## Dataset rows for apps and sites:
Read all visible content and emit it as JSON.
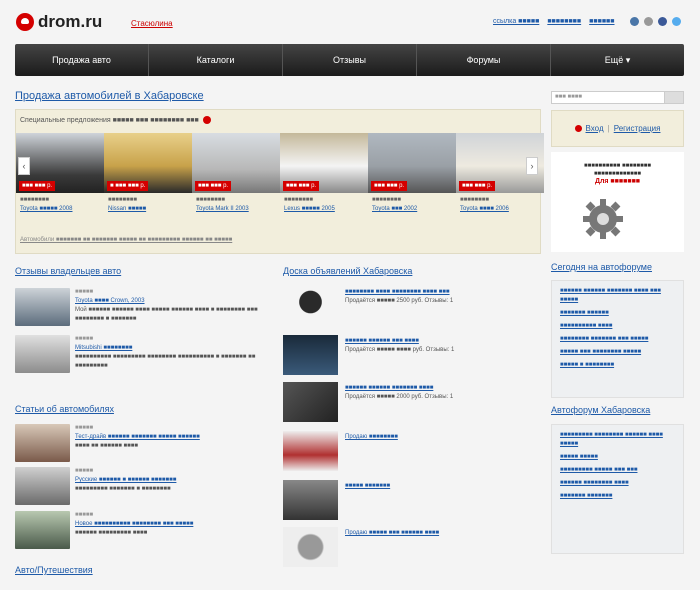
{
  "header": {
    "logo": "drom.ru",
    "city_link": "Стасюлина",
    "top_links": [
      "ссылка ■■■■■",
      "■■■■■■■■",
      "■■■■■■"
    ]
  },
  "nav": [
    "Продажа авто",
    "Каталоги",
    "Отзывы",
    "Форумы",
    "Ещё ▾"
  ],
  "main": {
    "title": "Продажа автомобилей в Хабаровске",
    "slider_head": "Специальные предложения ■■■■■ ■■■ ■■■■■■■■ ■■■",
    "slider_foot": "Автомобили ■■■■■■■ ■■ ■■■■■■■ ■■■■■ ■■ ■■■■■■■■■ ■■■■■■ ■■ ■■■■■",
    "cars": [
      {
        "price": "■■■ ■■■ р.",
        "year": "■■■■■■■■",
        "name": "Toyota ■■■■■ 2008",
        "color": "#3a3a3a"
      },
      {
        "price": "■ ■■■ ■■■ р.",
        "year": "■■■■■■■■",
        "name": "Nissan ■■■■■",
        "color": "#c8a24a"
      },
      {
        "price": "■■■ ■■■ р.",
        "year": "■■■■■■■■",
        "name": "Toyota Mark II 2003",
        "color": "#b8b8b8"
      },
      {
        "price": "■■■ ■■■ р.",
        "year": "■■■■■■■■",
        "name": "Lexus ■■■■■ 2005",
        "color": "#d6d9de"
      },
      {
        "price": "■■■ ■■■ р.",
        "year": "■■■■■■■■",
        "name": "Toyota ■■■ 2002",
        "color": "#9aa0a6"
      },
      {
        "price": "■■■ ■■■ р.",
        "year": "■■■■■■■■",
        "name": "Toyota ■■■■ 2006",
        "color": "#e6e2d6"
      }
    ]
  },
  "left": {
    "reviews_title": "Отзывы владельцев авто",
    "reviews": [
      {
        "date": "■■■■■",
        "title": "Toyota ■■■■ Crown, 2003",
        "text": "Мой ■■■■■■ ■■■■■■ ■■■■ ■■■■■ ■■■■■■ ■■■■ ■ ■■■■■■■■ ■■■ ■■■■■■■■ ■ ■■■■■■■",
        "color": "#5c6c7c"
      },
      {
        "date": "■■■■■",
        "title": "Mitsubishi ■■■■■■■■",
        "text": "■■■■■■■■■■ ■■■■■■■■■ ■■■■■■■■ ■■■■■■■■■■ ■ ■■■■■■■ ■■ ■■■■■■■■■",
        "color": "#8c8c8c"
      }
    ],
    "articles_title": "Статьи об автомобилях",
    "articles": [
      {
        "date": "■■■■■",
        "title": "Тест-драйв ■■■■■■ ■■■■■■■ ■■■■■ ■■■■■■",
        "text": "■■■■ ■■ ■■■■■■ ■■■■",
        "color": "#7a5a4a"
      },
      {
        "date": "■■■■■",
        "title": "Русские ■■■■■■ ■ ■■■■■■ ■■■■■■■",
        "text": "■■■■■■■■■ ■■■■■■■ ■ ■■■■■■■■",
        "color": "#6a6a6a"
      },
      {
        "date": "■■■■■",
        "title": "Новое ■■■■■■■■■■ ■■■■■■■■ ■■■ ■■■■■",
        "text": "■■■■■■ ■■■■■■■■■ ■■■■",
        "color": "#4a5a4a"
      }
    ],
    "bottom_title": "Авто/Путешествия"
  },
  "middle": {
    "title": "Доска объявлений Хабаровска",
    "items": [
      {
        "title": "■■■■■■■■ ■■■■ ■■■■■■■■ ■■■■ ■■■",
        "meta": "Продаётся ■■■■■ 2500 руб. Отзывы: 1",
        "color": "#2a2a2a"
      },
      {
        "title": "■■■■■■ ■■■■■■ ■■■ ■■■■",
        "meta": "Продаётся ■■■■■ ■■■■ руб. Отзывы: 1",
        "color": "#1a2a3a"
      },
      {
        "title": "■■■■■■ ■■■■■■ ■■■■■■■ ■■■■",
        "meta": "Продаётся ■■■■■ 2000 руб. Отзывы: 1",
        "color": "#3a3a3a"
      },
      {
        "title": "Продаю ■■■■■■■■",
        "meta": "",
        "color": "#b03030"
      },
      {
        "title": "■■■■■ ■■■■■■■",
        "meta": "",
        "color": "#555555"
      },
      {
        "title": "Продаю ■■■■■ ■■■ ■■■■■■ ■■■■",
        "meta": "",
        "color": "#777777"
      }
    ]
  },
  "right": {
    "search_placeholder": "■■■ ■■■■",
    "login": "Вход",
    "register": "Регистрация",
    "ad_text": "■■■■■■■■■■ ■■■■■■■■ ■■■■■■■■■■■■■",
    "ad_big": "Для ■■■■■■■",
    "forum_title": "Сегодня на автофоруме",
    "forum_items": [
      "■■■■■■ ■■■■■■ ■■■■■■■ ■■■■ ■■■ ■■■■■",
      "■■■■■■■ ■■■■■■",
      "■■■■■■■■■■ ■■■■",
      "■■■■■■■■ ■■■■■■■ ■■■ ■■■■■",
      "■■■■■ ■■■ ■■■■■■■■ ■■■■■",
      "■■■■■ ■ ■■■■■■■■"
    ],
    "autoforum_title": "Автофорум Хабаровска",
    "autoforum_items": [
      "■■■■■■■■■ ■■■■■■■■ ■■■■■■ ■■■■ ■■■■■",
      "■■■■■ ■■■■■",
      "■■■■■■■■■ ■■■■■ ■■■ ■■■",
      "■■■■■■ ■■■■■■■■ ■■■■",
      "■■■■■■■ ■■■■■■■"
    ]
  },
  "colors": {
    "accent": "#d40000",
    "link": "#1e5aa8",
    "nav_bg": "#2a2a2a",
    "panel": "#f2eedc"
  }
}
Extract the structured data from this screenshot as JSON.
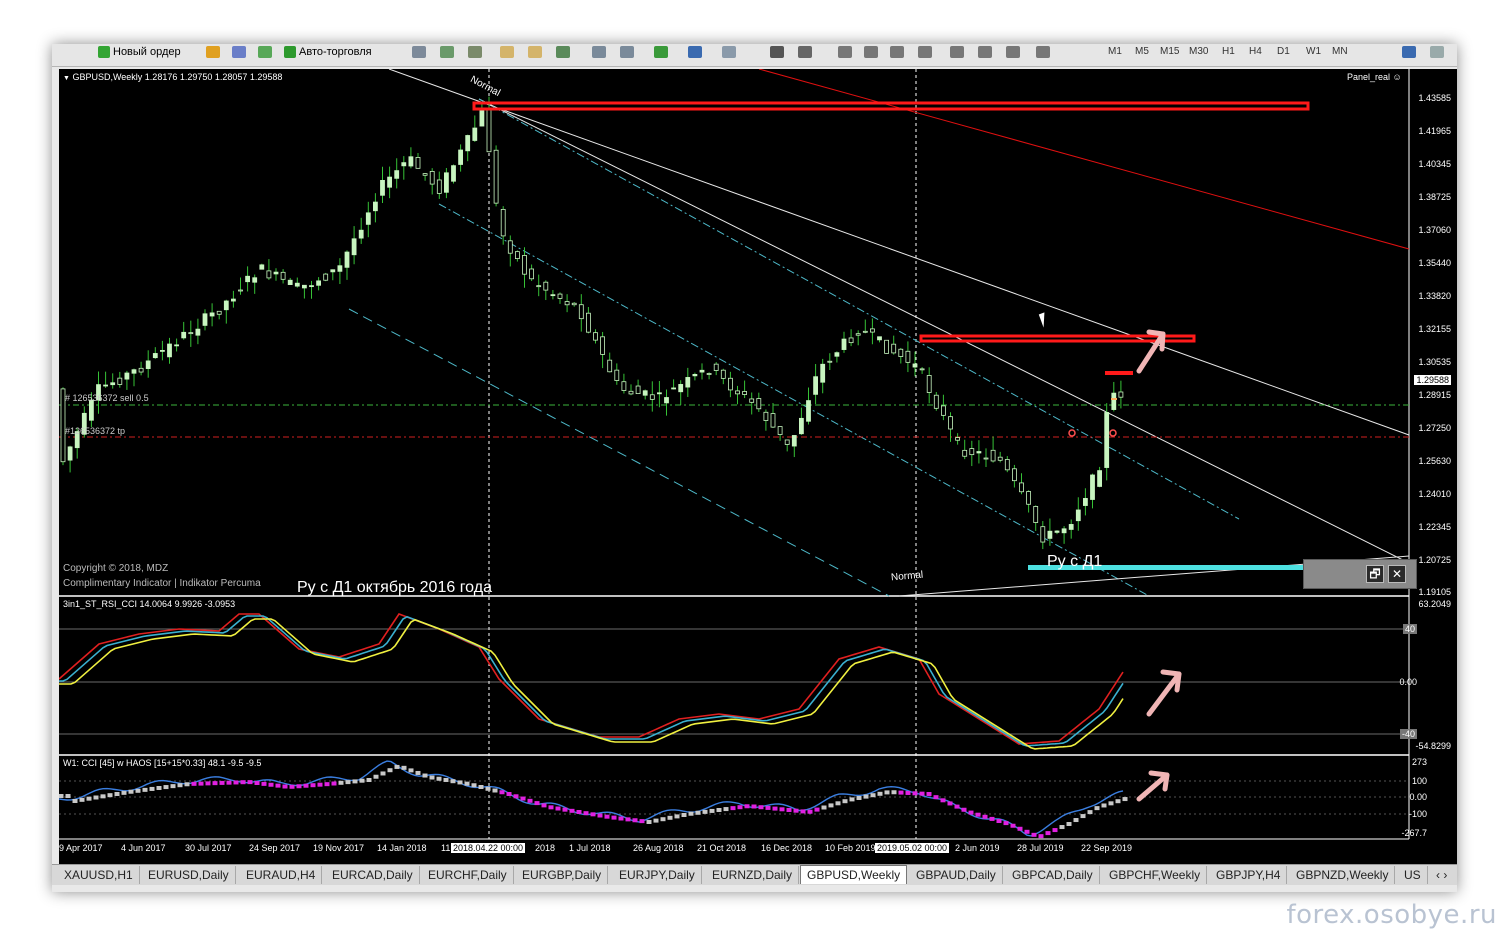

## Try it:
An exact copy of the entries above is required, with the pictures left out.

## Solution to this task:
Read all visible content and emit it as JSON.
{
  "header": {
    "logo": "drom.ru",
    "city_link": "Стасюлина",
    "top_links": [
      "ссылка ■■■■■",
      "■■■■■■■■",
      "■■■■■■"
    ]
  },
  "nav": [
    "Продажа авто",
    "Каталоги",
    "Отзывы",
    "Форумы",
    "Ещё ▾"
  ],
  "main": {
    "title": "Продажа автомобилей в Хабаровске",
    "slider_head": "Специальные предложения ■■■■■ ■■■ ■■■■■■■■ ■■■",
    "slider_foot": "Автомобили ■■■■■■■ ■■ ■■■■■■■ ■■■■■ ■■ ■■■■■■■■■ ■■■■■■ ■■ ■■■■■",
    "cars": [
      {
        "price": "■■■ ■■■ р.",
        "year": "■■■■■■■■",
        "name": "Toyota ■■■■■ 2008",
        "color": "#3a3a3a"
      },
      {
        "price": "■ ■■■ ■■■ р.",
        "year": "■■■■■■■■",
        "name": "Nissan ■■■■■",
        "color": "#c8a24a"
      },
      {
        "price": "■■■ ■■■ р.",
        "year": "■■■■■■■■",
        "name": "Toyota Mark II 2003",
        "color": "#b8b8b8"
      },
      {
        "price": "■■■ ■■■ р.",
        "year": "■■■■■■■■",
        "name": "Lexus ■■■■■ 2005",
        "color": "#d6d9de"
      },
      {
        "price": "■■■ ■■■ р.",
        "year": "■■■■■■■■",
        "name": "Toyota ■■■ 2002",
        "color": "#9aa0a6"
      },
      {
        "price": "■■■ ■■■ р.",
        "year": "■■■■■■■■",
        "name": "Toyota ■■■■ 2006",
        "color": "#e6e2d6"
      }
    ]
  },
  "left": {
    "reviews_title": "Отзывы владельцев авто",
    "reviews": [
      {
        "date": "■■■■■",
        "title": "Toyota ■■■■ Crown, 2003",
        "text": "Мой ■■■■■■ ■■■■■■ ■■■■ ■■■■■ ■■■■■■ ■■■■ ■ ■■■■■■■■ ■■■ ■■■■■■■■ ■ ■■■■■■■",
        "color": "#5c6c7c"
      },
      {
        "date": "■■■■■",
        "title": "Mitsubishi ■■■■■■■■",
        "text": "■■■■■■■■■■ ■■■■■■■■■ ■■■■■■■■ ■■■■■■■■■■ ■ ■■■■■■■ ■■ ■■■■■■■■■",
        "color": "#8c8c8c"
      }
    ],
    "articles_title": "Статьи об автомобилях",
    "articles": [
      {
        "date": "■■■■■",
        "title": "Тест-драйв ■■■■■■ ■■■■■■■ ■■■■■ ■■■■■■",
        "text": "■■■■ ■■ ■■■■■■ ■■■■",
        "color": "#7a5a4a"
      },
      {
        "date": "■■■■■",
        "title": "Русские ■■■■■■ ■ ■■■■■■ ■■■■■■■",
        "text": "■■■■■■■■■ ■■■■■■■ ■ ■■■■■■■■",
        "color": "#6a6a6a"
      },
      {
        "date": "■■■■■",
        "title": "Новое ■■■■■■■■■■ ■■■■■■■■ ■■■ ■■■■■",
        "text": "■■■■■■ ■■■■■■■■■ ■■■■",
        "color": "#4a5a4a"
      }
    ],
    "bottom_title": "Авто/Путешествия"
  },
  "middle": {
    "title": "Доска объявлений Хабаровска",
    "items": [
      {
        "title": "■■■■■■■■ ■■■■ ■■■■■■■■ ■■■■ ■■■",
        "meta": "Продаётся ■■■■■ 2500 руб. Отзывы: 1",
        "color": "#2a2a2a"
      },
      {
        "title": "■■■■■■ ■■■■■■ ■■■ ■■■■",
        "meta": "Продаётся ■■■■■ ■■■■ руб. Отзывы: 1",
        "color": "#1a2a3a"
      },
      {
        "title": "■■■■■■ ■■■■■■ ■■■■■■■ ■■■■",
        "meta": "Продаётся ■■■■■ 2000 руб. Отзывы: 1",
        "color": "#3a3a3a"
      },
      {
        "title": "Продаю ■■■■■■■■",
        "meta": "",
        "color": "#b03030"
      },
      {
        "title": "■■■■■ ■■■■■■■",
        "meta": "",
        "color": "#555555"
      },
      {
        "title": "Продаю ■■■■■ ■■■ ■■■■■■ ■■■■",
        "meta": "",
        "color": "#777777"
      }
    ]
  },
  "right": {
    "search_placeholder": "■■■ ■■■■",
    "login": "Вход",
    "register": "Регистрация",
    "ad_text": "■■■■■■■■■■ ■■■■■■■■ ■■■■■■■■■■■■■",
    "ad_big": "Для ■■■■■■■",
    "forum_title": "Сегодня на автофоруме",
    "forum_items": [
      "■■■■■■ ■■■■■■ ■■■■■■■ ■■■■ ■■■ ■■■■■",
      "■■■■■■■ ■■■■■■",
      "■■■■■■■■■■ ■■■■",
      "■■■■■■■■ ■■■■■■■ ■■■ ■■■■■",
      "■■■■■ ■■■ ■■■■■■■■ ■■■■■",
      "■■■■■ ■ ■■■■■■■■"
    ],
    "autoforum_title": "Автофорум Хабаровска",
    "autoforum_items": [
      "■■■■■■■■■ ■■■■■■■■ ■■■■■■ ■■■■ ■■■■■",
      "■■■■■ ■■■■■",
      "■■■■■■■■■ ■■■■■ ■■■ ■■■",
      "■■■■■■ ■■■■■■■■ ■■■■",
      "■■■■■■■ ■■■■■■■"
    ]
  },
  "colors": {
    "accent": "#d40000",
    "link": "#1e5aa8",
    "nav_bg": "#2a2a2a",
    "panel": "#f2eedc"
  }
}
Extract the structured data from this screenshot as JSON.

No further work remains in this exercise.